Windmill: One of the most dangerous and trickiest headbanging moves to pull off. As the name suggests, the Windmill involves spinning your head in a full circle so your hair fans out like a windmill and whips your surrounding headbangers, who will fall down and worship your awesome. Windmills are only effective for extremely long or incredibly thick hair.
Before attempting to headbang, warm up your neck muscles by moving your head slowly from side to side, front to back. Roll your neck on your shoulders. Warming up before a good ole’ bang can reduce the pain in the morning.
Consider Fellow Headbangers
Watch where you bang, step, and throw your body. Be aware that even if you enjoy slam-moshing and circle pits, others might not. Especially when they’re in the middle of a good headbang and are caught unawares.

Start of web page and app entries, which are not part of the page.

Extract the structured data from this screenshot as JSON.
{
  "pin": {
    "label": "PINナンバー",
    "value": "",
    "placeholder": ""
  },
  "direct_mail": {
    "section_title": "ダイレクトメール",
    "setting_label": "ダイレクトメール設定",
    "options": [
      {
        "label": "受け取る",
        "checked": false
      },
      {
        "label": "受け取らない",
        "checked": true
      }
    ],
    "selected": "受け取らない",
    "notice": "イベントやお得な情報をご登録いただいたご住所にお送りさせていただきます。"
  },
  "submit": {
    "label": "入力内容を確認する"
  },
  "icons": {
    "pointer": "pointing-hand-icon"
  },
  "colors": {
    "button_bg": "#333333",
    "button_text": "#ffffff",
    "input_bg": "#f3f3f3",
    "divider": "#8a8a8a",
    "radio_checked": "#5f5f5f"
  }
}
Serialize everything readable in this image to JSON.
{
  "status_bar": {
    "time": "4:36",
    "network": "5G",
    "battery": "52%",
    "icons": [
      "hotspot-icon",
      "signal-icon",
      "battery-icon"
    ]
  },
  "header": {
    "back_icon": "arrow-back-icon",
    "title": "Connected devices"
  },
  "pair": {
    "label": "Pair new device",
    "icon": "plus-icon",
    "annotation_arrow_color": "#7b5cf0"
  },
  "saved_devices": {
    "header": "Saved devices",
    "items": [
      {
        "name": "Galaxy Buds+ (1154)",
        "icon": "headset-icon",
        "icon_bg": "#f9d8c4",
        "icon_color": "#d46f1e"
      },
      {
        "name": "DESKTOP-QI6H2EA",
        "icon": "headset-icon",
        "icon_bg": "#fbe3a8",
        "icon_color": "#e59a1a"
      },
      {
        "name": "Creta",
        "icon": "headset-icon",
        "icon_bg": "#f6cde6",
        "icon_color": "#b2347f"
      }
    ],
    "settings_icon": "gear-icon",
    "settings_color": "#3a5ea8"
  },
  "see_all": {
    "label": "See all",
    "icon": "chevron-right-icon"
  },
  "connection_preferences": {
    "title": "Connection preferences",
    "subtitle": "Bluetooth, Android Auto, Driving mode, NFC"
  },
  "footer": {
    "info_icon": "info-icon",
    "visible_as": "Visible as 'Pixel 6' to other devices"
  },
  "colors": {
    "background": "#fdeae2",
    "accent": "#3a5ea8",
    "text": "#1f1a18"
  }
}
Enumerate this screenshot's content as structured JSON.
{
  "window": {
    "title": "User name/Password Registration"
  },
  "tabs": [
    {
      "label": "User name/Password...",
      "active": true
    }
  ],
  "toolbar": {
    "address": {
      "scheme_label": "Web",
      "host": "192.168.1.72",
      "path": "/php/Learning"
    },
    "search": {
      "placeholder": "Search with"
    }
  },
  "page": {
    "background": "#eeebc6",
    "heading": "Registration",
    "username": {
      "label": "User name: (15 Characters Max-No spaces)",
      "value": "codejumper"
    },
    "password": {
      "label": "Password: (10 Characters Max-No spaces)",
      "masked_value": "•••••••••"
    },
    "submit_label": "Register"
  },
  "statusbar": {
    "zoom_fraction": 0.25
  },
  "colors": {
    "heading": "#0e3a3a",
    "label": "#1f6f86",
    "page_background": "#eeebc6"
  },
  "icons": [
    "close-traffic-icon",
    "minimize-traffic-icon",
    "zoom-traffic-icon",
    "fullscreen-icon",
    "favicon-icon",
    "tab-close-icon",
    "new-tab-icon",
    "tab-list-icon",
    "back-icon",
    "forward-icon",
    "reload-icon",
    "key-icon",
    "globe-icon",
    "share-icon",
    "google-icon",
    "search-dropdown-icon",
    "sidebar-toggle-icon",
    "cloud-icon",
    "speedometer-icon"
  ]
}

Windmilling too near others can result in cat-o-nine-tails-style wounds. While spilling blood for metal might be your idea of a good time, others may disagree. Windmill at your peril.
Watch out for us fragile girls! We’re generally not built like brick shithouses, and if you knock us we can go flying over foldbacks and can knee guitarists in the groin (true story). Be courteous, gents – we want to share the floor with you \m/
Liquid in your drinking horn will splash around while headbanging. Empty it first, either into your mouth or over someone else’s head.
If a headbanger falls down, help him (or her) up again.
At the end of a show, give your fellow bangers a pat on the back or a couple of goats \m/ for their good work.
I open the floor to you, my readers. Do you have any stories from the concert front lines? What’s your favorite head-banging technique? Is there any I’ve missed out? What’s the worst injury you are a friend sustained from headbanging?
Bang the head that will not bang \m/